Beginning with the heavyweight subject of the loss of a loved one, Quiet Chaos may have to fight for its audience. During a day at the beach, Pietro (Nanni Moretti), a career-minded television executive, saves a woman from drowning—although she remains unaware of her rescuer's identity. Ultimately, though, the presence of Moretti (as the lead character and also as one of the screenwriters) should help it to win niche arthouse aficionados.
On his return home, Pietro discovers his wife has had a fatal accident. Moretti’s confused character deals with his grief by isolating himself from the rest of the world. By a strange coincidence, the woman he saved at the beach (played by Isabella Ferrari) later comes back into his life and the two meet and indulge in some vigorous sex, which liberates him from his wife’s death and also allows the woman to move on from her failed relationships.
Inevitably this scene provoked controversy in Italy, where Moretti (whose 2001, Cannes winner The Son's Room ) is seen as one of the country’s most successful filmmakers and actors.
There are echoes of Moretti’s own film here as his character waits each day in a park for his daughter’s school to finish. Pietro, who has been left as the sole caregiver for 10 year old daughter Claudia, finds it difficult to deal with the child's seeming acceptance of her mother’s death, and he has to wait for his own emotional response to kick in. Soon his life and work are run from the park bench, a nearby restaurant and his car.
Cloistered inside his vehicle, he begins to observe his environment and discovers other people’s problems and ways of dealing with life’s vagaries. His bosses, his colleagues and his relatives, including his brother Carlo (played by Alessandro Gassman), all drop round to comfort him. Bizarrely, all they do is tell him about their own difficulties and find they are disconcerted by his mystifying “calm.”
Based on the novel by Sandro Veronesi, which won Italy’s top literary prize in 2006, Quiet Chaos presented director Antonello Grimaldi with the challenge of dealing with a character who spends so much time in one place. He does so by firing questions at the screen about how people should be expected to react in such circumstances and manages to keep the audience constantly engaged.

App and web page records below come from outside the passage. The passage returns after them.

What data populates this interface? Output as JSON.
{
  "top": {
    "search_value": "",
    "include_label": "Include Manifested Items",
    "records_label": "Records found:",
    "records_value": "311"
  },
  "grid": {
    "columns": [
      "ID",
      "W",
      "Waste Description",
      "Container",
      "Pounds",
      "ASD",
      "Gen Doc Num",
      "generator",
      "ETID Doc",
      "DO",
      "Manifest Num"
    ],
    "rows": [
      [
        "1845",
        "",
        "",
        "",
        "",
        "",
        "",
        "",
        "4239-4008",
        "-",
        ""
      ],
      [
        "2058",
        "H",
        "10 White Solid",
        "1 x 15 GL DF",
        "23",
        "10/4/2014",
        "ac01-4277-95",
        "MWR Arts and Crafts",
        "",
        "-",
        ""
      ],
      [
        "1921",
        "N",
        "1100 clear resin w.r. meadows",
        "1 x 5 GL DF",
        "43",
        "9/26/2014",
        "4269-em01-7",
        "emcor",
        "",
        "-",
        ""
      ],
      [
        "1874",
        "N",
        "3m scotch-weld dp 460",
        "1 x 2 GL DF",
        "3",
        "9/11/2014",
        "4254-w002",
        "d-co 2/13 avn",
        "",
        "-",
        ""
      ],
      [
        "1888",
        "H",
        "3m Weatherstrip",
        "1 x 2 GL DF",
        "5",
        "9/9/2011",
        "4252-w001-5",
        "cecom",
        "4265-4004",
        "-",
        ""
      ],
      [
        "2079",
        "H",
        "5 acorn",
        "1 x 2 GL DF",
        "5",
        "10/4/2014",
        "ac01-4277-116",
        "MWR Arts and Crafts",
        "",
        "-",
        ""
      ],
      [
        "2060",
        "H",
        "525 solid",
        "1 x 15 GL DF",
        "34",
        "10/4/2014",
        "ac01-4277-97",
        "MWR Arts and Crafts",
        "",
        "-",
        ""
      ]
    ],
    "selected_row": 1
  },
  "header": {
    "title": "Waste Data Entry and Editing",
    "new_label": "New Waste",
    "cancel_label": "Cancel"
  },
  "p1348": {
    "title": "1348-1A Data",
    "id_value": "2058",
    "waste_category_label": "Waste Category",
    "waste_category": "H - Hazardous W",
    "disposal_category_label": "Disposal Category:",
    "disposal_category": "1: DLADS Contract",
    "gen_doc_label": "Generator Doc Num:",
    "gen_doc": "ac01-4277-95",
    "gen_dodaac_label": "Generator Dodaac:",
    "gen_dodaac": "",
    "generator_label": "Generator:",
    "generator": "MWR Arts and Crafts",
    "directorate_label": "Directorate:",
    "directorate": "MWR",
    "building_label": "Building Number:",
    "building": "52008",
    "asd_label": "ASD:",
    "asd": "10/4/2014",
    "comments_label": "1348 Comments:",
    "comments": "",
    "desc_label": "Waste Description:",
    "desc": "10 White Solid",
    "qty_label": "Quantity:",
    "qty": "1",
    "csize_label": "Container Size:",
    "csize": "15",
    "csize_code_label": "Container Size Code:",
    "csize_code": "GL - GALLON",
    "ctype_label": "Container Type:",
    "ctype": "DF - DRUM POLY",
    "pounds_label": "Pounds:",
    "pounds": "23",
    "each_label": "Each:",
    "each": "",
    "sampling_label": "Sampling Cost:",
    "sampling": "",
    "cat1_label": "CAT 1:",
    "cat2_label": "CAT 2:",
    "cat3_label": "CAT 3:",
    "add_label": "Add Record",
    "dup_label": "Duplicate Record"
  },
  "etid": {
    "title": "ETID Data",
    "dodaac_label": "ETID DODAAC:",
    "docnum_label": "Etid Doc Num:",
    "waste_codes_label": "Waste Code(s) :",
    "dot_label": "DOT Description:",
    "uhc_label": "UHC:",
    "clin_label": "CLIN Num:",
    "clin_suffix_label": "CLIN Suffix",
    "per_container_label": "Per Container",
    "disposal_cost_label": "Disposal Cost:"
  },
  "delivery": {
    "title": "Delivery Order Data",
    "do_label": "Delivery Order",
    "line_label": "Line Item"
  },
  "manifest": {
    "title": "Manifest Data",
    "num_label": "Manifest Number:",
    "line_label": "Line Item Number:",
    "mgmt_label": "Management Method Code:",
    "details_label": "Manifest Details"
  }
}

Grimaldi’s sensitive direction, allied to a subtle score by Paolo Buonvino, sharp script and accomplished acting, helps to turn this into an original and complex study of the unpredictability of human foibles and weaknesses, all of which will haunt audiences long after viewing. It has also earned professional approval in the Italian Oscars, scooping no fewer than 18 nominations in the David di Donatello film awards.
Cast: Nanni Moretti, Valeria Golino, Isabella Ferrari and Alessandro Gassman
Director: Antonello Grimaldi
Screenwriter: Nanni Moretti, Laura Paolucci and Francesco Piccolo
Producer: Domenico Procacci
Genre: Drama; Italian-language, subtitled
Running time: 102 min
Release date: June 26 ltd.